How is graphite priced?
Like uranium, there is a posted price for graphite which provides a guideline with respect to longer term trends but transactions are largely based on direct negotiations between the buyer and seller. Graphite prices are also a function of flake size and purity with large flake (+80 mesh), 94% carbon varieties commanding premium pricing. Prices exceeded US$1,300/t in the late 80s but crashed to US$600-750t in the 90s as Chinese producers dumped product on the market. During this period there was essentially no exploration and no new mine has been built in the west for over 20 years.
Graphite prices did not start to recover until 2005 and well surpassed US$1,300/t with premium product selling at up to $3,000/t as the supply of large flake, high carbon graphite was tight in early 2012. Price appreciation was largely a function of the commodity super cycle and the industrialization of emerging economies as new, high growth applications such as Li ion batteries are only beginning to have an impact on demand and consumption.
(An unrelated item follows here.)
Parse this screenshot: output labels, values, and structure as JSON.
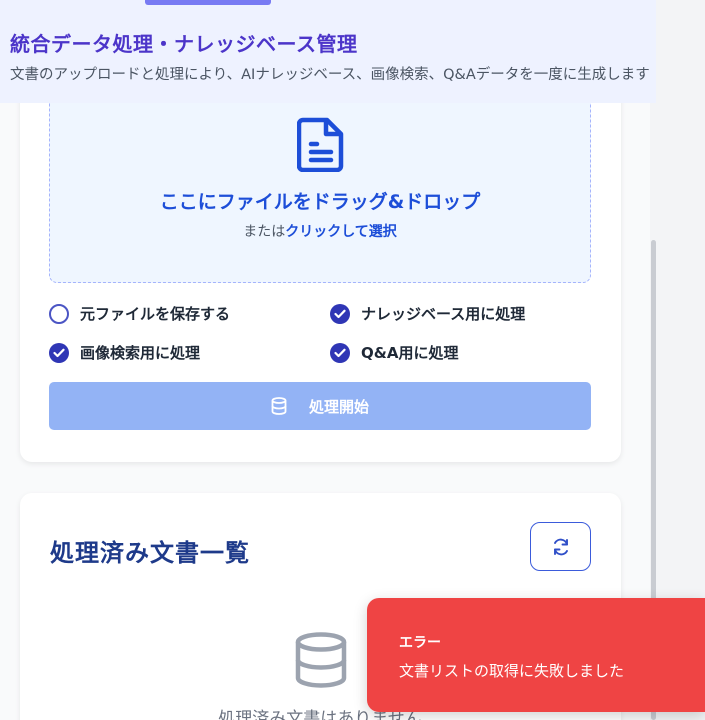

Graphite prices have since declined to the $1,100/t area for large flake graphite due to the strength in the US dollar, the slowdown in China and the lack of growth in Japan/Europe/US. As a result, Chinese flake production declined an estimated 25-30% in 2013 due to low prices indicating they are near the marginal cost of production which should limit further price declines.